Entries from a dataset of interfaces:
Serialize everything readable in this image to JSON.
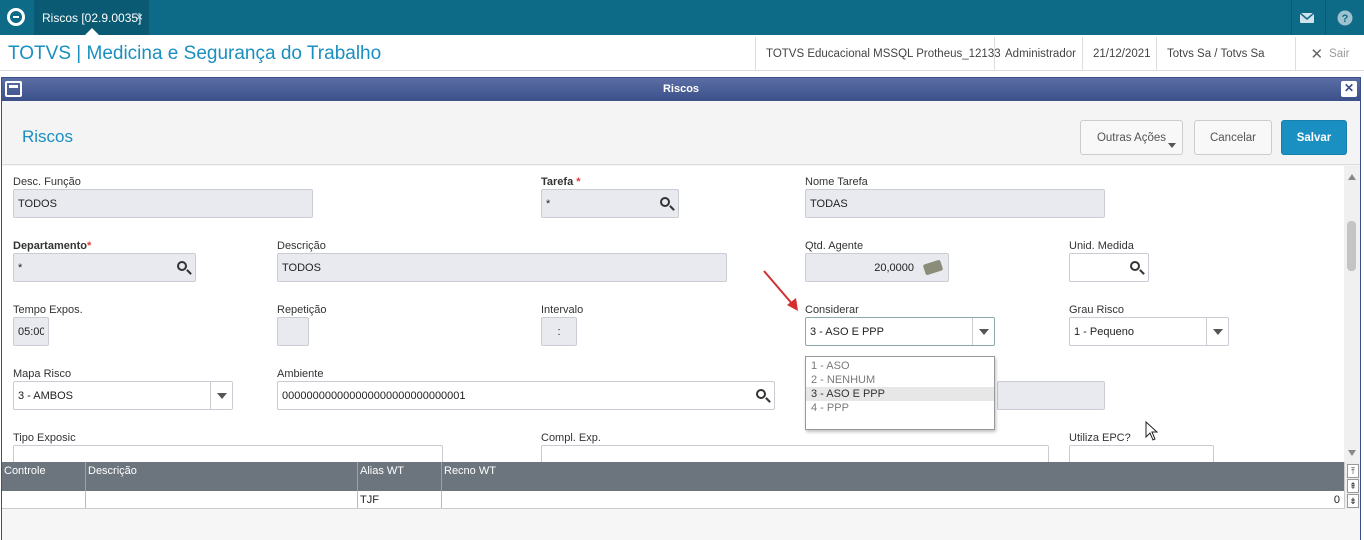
{
  "topbar": {
    "tab_label": "Riscos [02.9.0035]",
    "tab_close": "×",
    "icons": [
      "totvs-logo-icon",
      "mail-icon",
      "help-icon"
    ]
  },
  "header": {
    "app_title": "TOTVS | Medicina e Segurança do Trabalho",
    "environment": "TOTVS Educacional MSSQL Protheus_12133",
    "user": "Administrador",
    "date": "21/12/2021",
    "company": "Totvs Sa / Totvs Sa",
    "exit_label": "Sair"
  },
  "dialog": {
    "title": "Riscos",
    "form_title": "Riscos",
    "buttons": {
      "outras_acoes": "Outras Ações",
      "cancelar": "Cancelar",
      "salvar": "Salvar"
    }
  },
  "form": {
    "desc_funcao": {
      "label": "Desc. Função",
      "value": "TODOS"
    },
    "tarefa": {
      "label": "Tarefa",
      "required": "*",
      "value": "*"
    },
    "nome_tarefa": {
      "label": "Nome Tarefa",
      "value": "TODAS"
    },
    "departamento": {
      "label": "Departamento",
      "required": "*",
      "value": "*"
    },
    "descricao": {
      "label": "Descrição",
      "value": "TODOS"
    },
    "qtd_agente": {
      "label": "Qtd. Agente",
      "value": "20,0000"
    },
    "unid_medida": {
      "label": "Unid. Medida",
      "value": ""
    },
    "tempo_expos": {
      "label": "Tempo Expos.",
      "value": "05:00"
    },
    "repeticao": {
      "label": "Repetição",
      "value": ""
    },
    "intervalo": {
      "label": "Intervalo",
      "value": ":"
    },
    "considerar": {
      "label": "Considerar",
      "value": "3 - ASO E PPP",
      "options": [
        "1 - ASO",
        "2 - NENHUM",
        "3 - ASO E PPP",
        "4 - PPP"
      ]
    },
    "grau_risco": {
      "label": "Grau Risco",
      "value": "1 - Pequeno"
    },
    "mapa_risco": {
      "label": "Mapa Risco",
      "value": "3 - AMBOS"
    },
    "ambiente": {
      "label": "Ambiente",
      "value": "000000000000000000000000000001"
    },
    "tipo_exposic": {
      "label": "Tipo Exposic"
    },
    "compl_exp": {
      "label": "Compl. Exp."
    },
    "utiliza_epc": {
      "label": "Utiliza EPC?"
    }
  },
  "grid": {
    "columns": [
      "Controle",
      "Descrição",
      "Alias WT",
      "Recno WT"
    ],
    "rows": [
      {
        "controle": "",
        "descricao": "",
        "alias_wt": "TJF",
        "recno_wt": "0"
      }
    ]
  },
  "colors": {
    "topbar": "#0e6b88",
    "accent": "#1a8fc1",
    "dialog_header": "#3b4f89",
    "grid_header": "#6c757d",
    "required": "#e53935",
    "annotation_arrow": "#d32f2f"
  }
}
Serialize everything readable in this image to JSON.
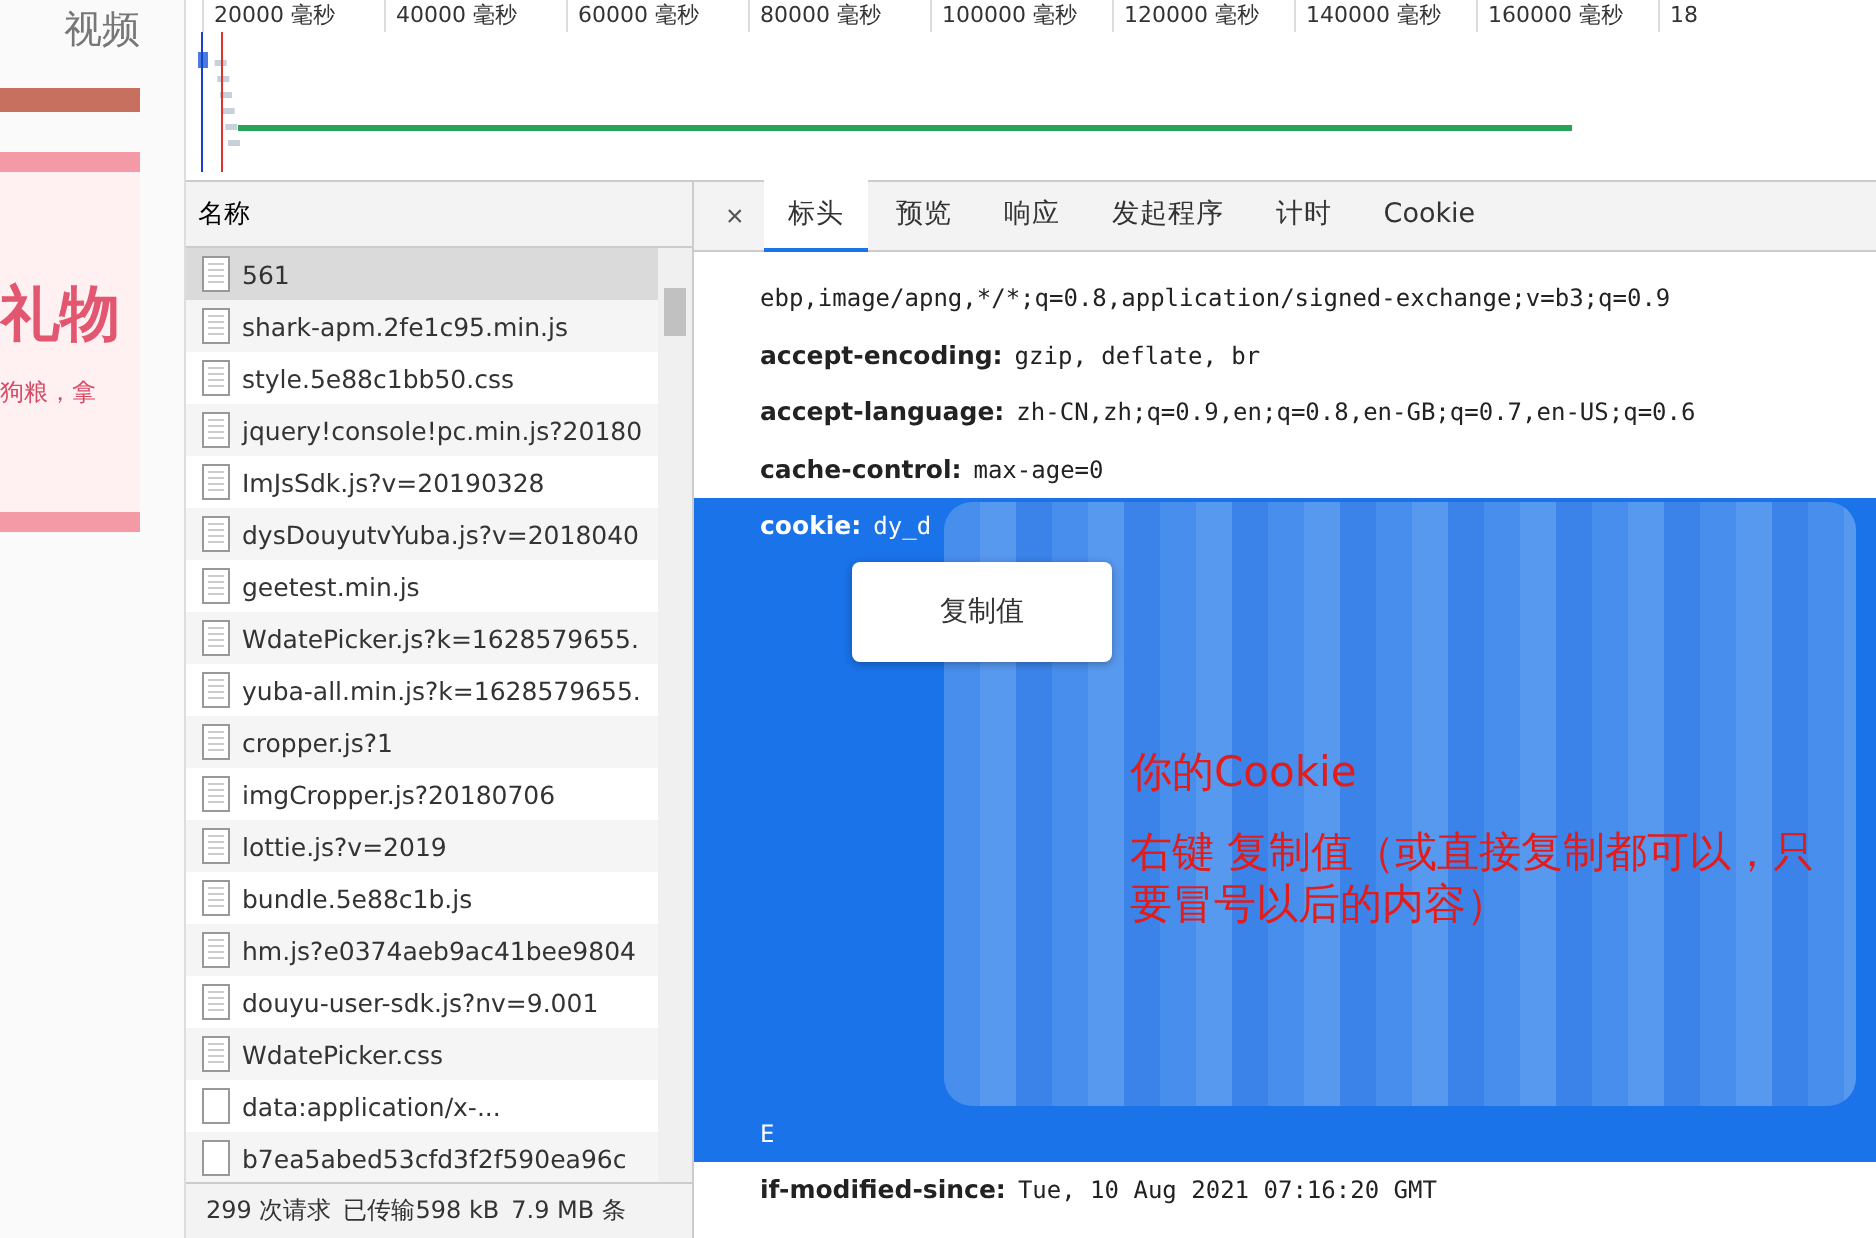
{
  "page_strip": {
    "nav_label": "视频",
    "banner_title": "礼物",
    "banner_subtitle": "狗粮，拿"
  },
  "timeline": {
    "ticks": [
      "20000 毫秒",
      "40000 毫秒",
      "60000 毫秒",
      "80000 毫秒",
      "100000 毫秒",
      "120000 毫秒",
      "140000 毫秒",
      "160000 毫秒",
      "18"
    ]
  },
  "request_list": {
    "header": "名称",
    "rows": [
      {
        "name": "561",
        "kind": "doc",
        "selected": true
      },
      {
        "name": "shark-apm.2fe1c95.min.js",
        "kind": "doc",
        "selected": false
      },
      {
        "name": "style.5e88c1bb50.css",
        "kind": "doc",
        "selected": false
      },
      {
        "name": "jquery!console!pc.min.js?20180",
        "kind": "doc",
        "selected": false
      },
      {
        "name": "ImJsSdk.js?v=20190328",
        "kind": "doc",
        "selected": false
      },
      {
        "name": "dysDouyutvYuba.js?v=2018040",
        "kind": "doc",
        "selected": false
      },
      {
        "name": "geetest.min.js",
        "kind": "doc",
        "selected": false
      },
      {
        "name": "WdatePicker.js?k=1628579655.",
        "kind": "doc",
        "selected": false
      },
      {
        "name": "yuba-all.min.js?k=1628579655.",
        "kind": "doc",
        "selected": false
      },
      {
        "name": "cropper.js?1",
        "kind": "doc",
        "selected": false
      },
      {
        "name": "imgCropper.js?20180706",
        "kind": "doc",
        "selected": false
      },
      {
        "name": "lottie.js?v=2019",
        "kind": "doc",
        "selected": false
      },
      {
        "name": "bundle.5e88c1b.js",
        "kind": "doc",
        "selected": false
      },
      {
        "name": "hm.js?e0374aeb9ac41bee9804",
        "kind": "doc",
        "selected": false
      },
      {
        "name": "douyu-user-sdk.js?nv=9.001",
        "kind": "doc",
        "selected": false
      },
      {
        "name": "WdatePicker.css",
        "kind": "doc",
        "selected": false
      },
      {
        "name": "data:application/x-...",
        "kind": "blank",
        "selected": false
      },
      {
        "name": "b7ea5abed53cfd3f2f590ea96c",
        "kind": "blank",
        "selected": false
      }
    ]
  },
  "status_bar": [
    "299 次请求",
    "已传输598 kB",
    "7.9 MB 条"
  ],
  "close_button": "×",
  "tabs": [
    {
      "label": "标头",
      "selected": true
    },
    {
      "label": "预览",
      "selected": false
    },
    {
      "label": "响应",
      "selected": false
    },
    {
      "label": "发起程序",
      "selected": false
    },
    {
      "label": "计时",
      "selected": false
    },
    {
      "label": "Cookie",
      "selected": false
    }
  ],
  "headers": [
    {
      "value": "ebp,image/apng,*/*;q=0.8,application/signed-exchange;v=b3;q=0.9",
      "selected": false
    },
    {
      "name": "accept-encoding:",
      "value": "gzip, deflate, br",
      "selected": false
    },
    {
      "name": "accept-language:",
      "value": "zh-CN,zh;q=0.9,en;q=0.8,en-GB;q=0.7,en-US;q=0.6",
      "selected": false
    },
    {
      "name": "cache-control:",
      "value": "max-age=0",
      "selected": false
    },
    {
      "name": "cookie:",
      "value": "dy_d",
      "selected": true,
      "redacted": true,
      "last_line": "E"
    },
    {
      "name": "if-modified-since:",
      "value": "Tue, 10 Aug 2021 07:16:20 GMT",
      "selected": false
    }
  ],
  "context_menu": {
    "item": "复制值"
  },
  "annotation": {
    "title": "你的Cookie",
    "note": "右键 复制值（或直接复制都可以，只要冒号以后的内容）"
  }
}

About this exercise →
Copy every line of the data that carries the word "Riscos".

Solution to this exercise →
    "tab_label": "Riscos [02.9.0035]",
    "title": "Riscos",
    "form_title": "Riscos",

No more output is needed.